WORK REQUEST: Look through the listing below for the word "国家足球学院" and copy every line where it occurs.

LISTED ENTRIES:

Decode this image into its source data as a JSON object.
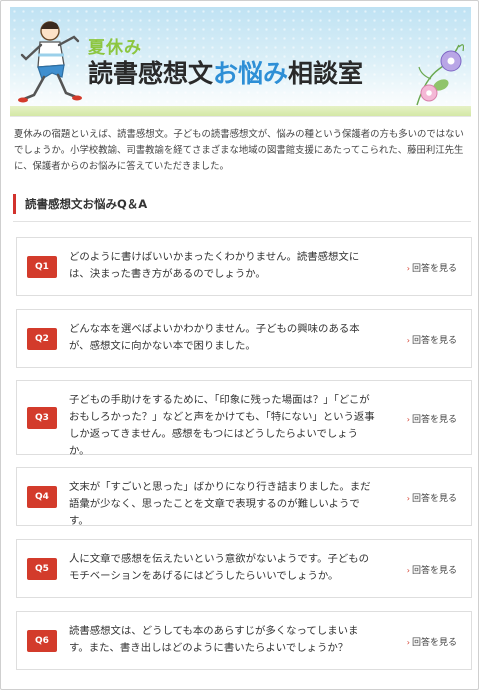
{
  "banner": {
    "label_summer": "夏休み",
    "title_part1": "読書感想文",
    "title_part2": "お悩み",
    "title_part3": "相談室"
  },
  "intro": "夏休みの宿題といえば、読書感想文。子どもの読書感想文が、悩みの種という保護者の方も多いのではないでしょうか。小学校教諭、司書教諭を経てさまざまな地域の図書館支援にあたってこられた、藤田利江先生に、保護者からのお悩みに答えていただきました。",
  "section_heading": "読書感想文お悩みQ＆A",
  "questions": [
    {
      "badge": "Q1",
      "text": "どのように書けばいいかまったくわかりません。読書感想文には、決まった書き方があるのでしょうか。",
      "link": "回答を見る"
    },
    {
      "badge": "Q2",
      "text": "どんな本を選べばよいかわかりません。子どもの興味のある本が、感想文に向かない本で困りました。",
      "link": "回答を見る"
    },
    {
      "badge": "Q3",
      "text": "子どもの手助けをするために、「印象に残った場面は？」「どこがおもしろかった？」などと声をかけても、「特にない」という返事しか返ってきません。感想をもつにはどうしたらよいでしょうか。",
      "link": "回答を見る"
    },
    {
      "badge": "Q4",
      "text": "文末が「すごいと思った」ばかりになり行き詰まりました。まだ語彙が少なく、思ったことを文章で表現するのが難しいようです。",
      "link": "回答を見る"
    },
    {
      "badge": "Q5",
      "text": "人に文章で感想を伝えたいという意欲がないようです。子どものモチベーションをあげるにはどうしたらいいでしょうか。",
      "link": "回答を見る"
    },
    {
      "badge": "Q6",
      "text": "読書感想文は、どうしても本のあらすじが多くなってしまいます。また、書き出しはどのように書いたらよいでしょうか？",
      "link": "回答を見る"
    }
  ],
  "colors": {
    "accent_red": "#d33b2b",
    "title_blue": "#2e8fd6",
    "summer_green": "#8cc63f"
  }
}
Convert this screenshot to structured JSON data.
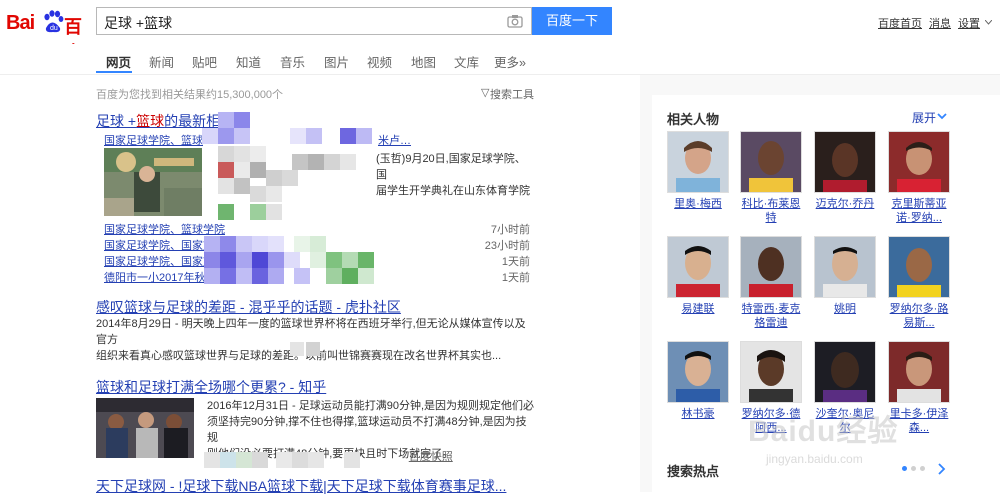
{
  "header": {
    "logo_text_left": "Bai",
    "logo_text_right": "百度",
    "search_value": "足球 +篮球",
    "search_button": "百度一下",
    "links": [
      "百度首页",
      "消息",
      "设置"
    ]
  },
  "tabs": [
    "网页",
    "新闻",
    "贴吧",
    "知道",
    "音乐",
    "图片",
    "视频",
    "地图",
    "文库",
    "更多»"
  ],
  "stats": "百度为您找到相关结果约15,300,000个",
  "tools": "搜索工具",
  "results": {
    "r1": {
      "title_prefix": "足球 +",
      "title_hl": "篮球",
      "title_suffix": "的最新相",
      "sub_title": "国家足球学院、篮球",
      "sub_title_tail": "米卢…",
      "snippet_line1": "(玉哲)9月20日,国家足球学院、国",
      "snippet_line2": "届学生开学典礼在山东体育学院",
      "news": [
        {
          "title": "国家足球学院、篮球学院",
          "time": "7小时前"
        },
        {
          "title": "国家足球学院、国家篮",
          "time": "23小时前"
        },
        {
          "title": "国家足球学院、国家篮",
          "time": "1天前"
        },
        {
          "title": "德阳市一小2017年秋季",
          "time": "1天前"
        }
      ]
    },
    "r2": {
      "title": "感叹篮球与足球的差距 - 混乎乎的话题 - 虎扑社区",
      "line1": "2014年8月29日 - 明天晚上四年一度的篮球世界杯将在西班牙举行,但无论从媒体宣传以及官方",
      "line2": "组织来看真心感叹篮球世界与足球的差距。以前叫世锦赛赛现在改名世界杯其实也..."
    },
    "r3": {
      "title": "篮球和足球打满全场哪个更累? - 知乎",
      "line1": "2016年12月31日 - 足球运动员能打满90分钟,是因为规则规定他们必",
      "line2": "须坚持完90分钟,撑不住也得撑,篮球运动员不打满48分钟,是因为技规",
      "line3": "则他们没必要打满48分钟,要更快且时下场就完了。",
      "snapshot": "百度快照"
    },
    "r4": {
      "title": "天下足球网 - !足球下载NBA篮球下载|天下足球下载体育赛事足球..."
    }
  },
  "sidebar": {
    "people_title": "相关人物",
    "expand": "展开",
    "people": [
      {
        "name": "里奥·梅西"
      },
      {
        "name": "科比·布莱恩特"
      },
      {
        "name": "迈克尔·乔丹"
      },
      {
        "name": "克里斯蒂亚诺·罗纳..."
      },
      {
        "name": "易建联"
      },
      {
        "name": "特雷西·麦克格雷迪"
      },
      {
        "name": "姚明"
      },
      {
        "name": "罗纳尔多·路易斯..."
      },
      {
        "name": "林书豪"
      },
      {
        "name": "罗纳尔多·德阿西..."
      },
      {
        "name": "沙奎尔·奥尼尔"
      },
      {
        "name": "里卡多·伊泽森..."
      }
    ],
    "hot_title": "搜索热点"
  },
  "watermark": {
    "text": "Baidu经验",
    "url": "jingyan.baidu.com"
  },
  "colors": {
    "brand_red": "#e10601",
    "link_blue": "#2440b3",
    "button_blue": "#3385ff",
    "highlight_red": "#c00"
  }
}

RESPONSE TO THIS EXERCISE:
      "sub_title": "国家足球学院、篮球",
      "snippet_line1": "(玉哲)9月20日,国家足球学院、国",
          "title": "国家足球学院、篮球学院",
          "title": "国家足球学院、国家篮",
          "title": "国家足球学院、国家篮",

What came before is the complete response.